Back to the why. The deal was reportedly worth $120 million and takes us through until 2029. Criticism came from many, including, for example, Amnesty International who were scathing of the federation’s “collaboration in this ‘whitewashing’ of the image of the Saudi Arabia”, where it said there had been very little improvement in the “the systematic abuse of homosexuals and continued discrimination against women.”

For the Saudi’s the tournament is also being used as a means to promote the country as a destination for tourism and international events, but even LaLiga President Javier Tebas was unhappy, “not only for human rights” but also because “they’ve been pirating Spanish and European football for two years through a paid television backed by the Saudi Arabian government.”

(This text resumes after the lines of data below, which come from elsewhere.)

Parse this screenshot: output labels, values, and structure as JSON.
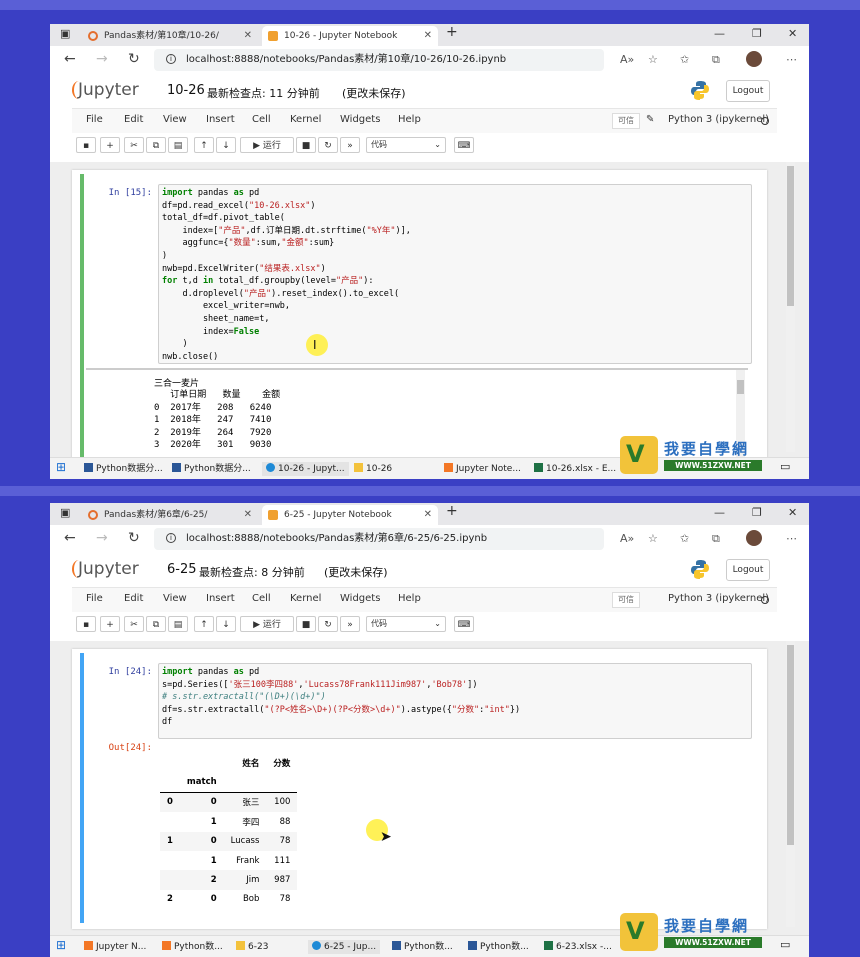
{
  "window1": {
    "tabs": [
      {
        "label": "Pandas素材/第10章/10-26/",
        "active": false
      },
      {
        "label": "10-26 - Jupyter Notebook",
        "active": true
      }
    ],
    "url": "localhost:8888/notebooks/Pandas素材/第10章/10-26/10-26.ipynb",
    "notebook_name": "10-26",
    "checkpoint": "最新检查点: 11 分钟前",
    "unsaved": "(更改未保存)",
    "logout": "Logout",
    "menus": [
      "File",
      "Edit",
      "View",
      "Insert",
      "Cell",
      "Kernel",
      "Widgets",
      "Help"
    ],
    "trusted": "可信",
    "kernel": "Python 3 (ipykernel)",
    "run_label": "运行",
    "cell_type": "代码",
    "cell": {
      "prompt": "In [15]:",
      "code_lines": [
        "import pandas as pd",
        "df=pd.read_excel(\"10-26.xlsx\")",
        "total_df=df.pivot_table(",
        "    index=[\"产品\",df.订单日期.dt.strftime(\"%Y年\")],",
        "    aggfunc={\"数量\":sum,\"金额\":sum}",
        ")",
        "nwb=pd.ExcelWriter(\"结果表.xlsx\")",
        "for t,d in total_df.groupby(level=\"产品\"):",
        "    d.droplevel(\"产品\").reset_index().to_excel(",
        "        excel_writer=nwb,",
        "        sheet_name=t,",
        "        index=False",
        "    )",
        "nwb.close()"
      ]
    },
    "output": {
      "title": "三合一麦片",
      "columns": [
        "订单日期",
        "数量",
        "金额"
      ],
      "rows": [
        {
          "idx": "0",
          "date": "2017年",
          "qty": "208",
          "amt": "6240"
        },
        {
          "idx": "1",
          "date": "2018年",
          "qty": "247",
          "amt": "7410"
        },
        {
          "idx": "2",
          "date": "2019年",
          "qty": "264",
          "amt": "7920"
        },
        {
          "idx": "3",
          "date": "2020年",
          "qty": "301",
          "amt": "9030"
        }
      ]
    },
    "taskbar": [
      "Python数据分...",
      "Python数据分...",
      "10-26 - Jupyt...",
      "10-26",
      "Jupyter Note...",
      "10-26.xlsx - E..."
    ]
  },
  "window2": {
    "tabs": [
      {
        "label": "Pandas素材/第6章/6-25/",
        "active": false
      },
      {
        "label": "6-25 - Jupyter Notebook",
        "active": true
      }
    ],
    "url": "localhost:8888/notebooks/Pandas素材/第6章/6-25/6-25.ipynb",
    "notebook_name": "6-25",
    "checkpoint": "最新检查点: 8 分钟前",
    "unsaved": "(更改未保存)",
    "logout": "Logout",
    "menus": [
      "File",
      "Edit",
      "View",
      "Insert",
      "Cell",
      "Kernel",
      "Widgets",
      "Help"
    ],
    "trusted": "可信",
    "kernel": "Python 3 (ipykernel)",
    "run_label": "运行",
    "cell_type": "代码",
    "cell": {
      "prompt": "In [24]:",
      "out_prompt": "Out[24]:",
      "code_lines": [
        "import pandas as pd",
        "s=pd.Series(['张三100李四88','Lucass78Frank111Jim987','Bob78'])",
        "# s.str.extractall(\"(\\D+)(\\d+)\")",
        "df=s.str.extractall(\"(?P<姓名>\\D+)(?P<分数>\\d+)\").astype({\"分数\":\"int\"})",
        "df"
      ]
    },
    "output": {
      "columns": [
        "姓名",
        "分数"
      ],
      "index_name": "match",
      "rows": [
        {
          "lvl0": "0",
          "match": "0",
          "name": "张三",
          "score": "100"
        },
        {
          "lvl0": "",
          "match": "1",
          "name": "李四",
          "score": "88"
        },
        {
          "lvl0": "1",
          "match": "0",
          "name": "Lucass",
          "score": "78"
        },
        {
          "lvl0": "",
          "match": "1",
          "name": "Frank",
          "score": "111"
        },
        {
          "lvl0": "",
          "match": "2",
          "name": "Jim",
          "score": "987"
        },
        {
          "lvl0": "2",
          "match": "0",
          "name": "Bob",
          "score": "78"
        }
      ]
    },
    "taskbar": [
      "Jupyter N...",
      "Python数...",
      "6-23",
      "6-25 - Jup...",
      "Python数...",
      "Python数...",
      "6-23.xlsx -..."
    ]
  },
  "watermark": {
    "text": "我要自學網",
    "url": "WWW.51ZXW.NET"
  }
}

One hope is that the multiple calls for the world of football to exert pressure on Saudi Arabia to improve its human rights record and to use the event as a means of raising awareness of these issues pays dividends. Unfortunately, as with the World Cup in Qatar, most people believe the rewards will come in a very different form, and not for those on the wrong end of the abuses.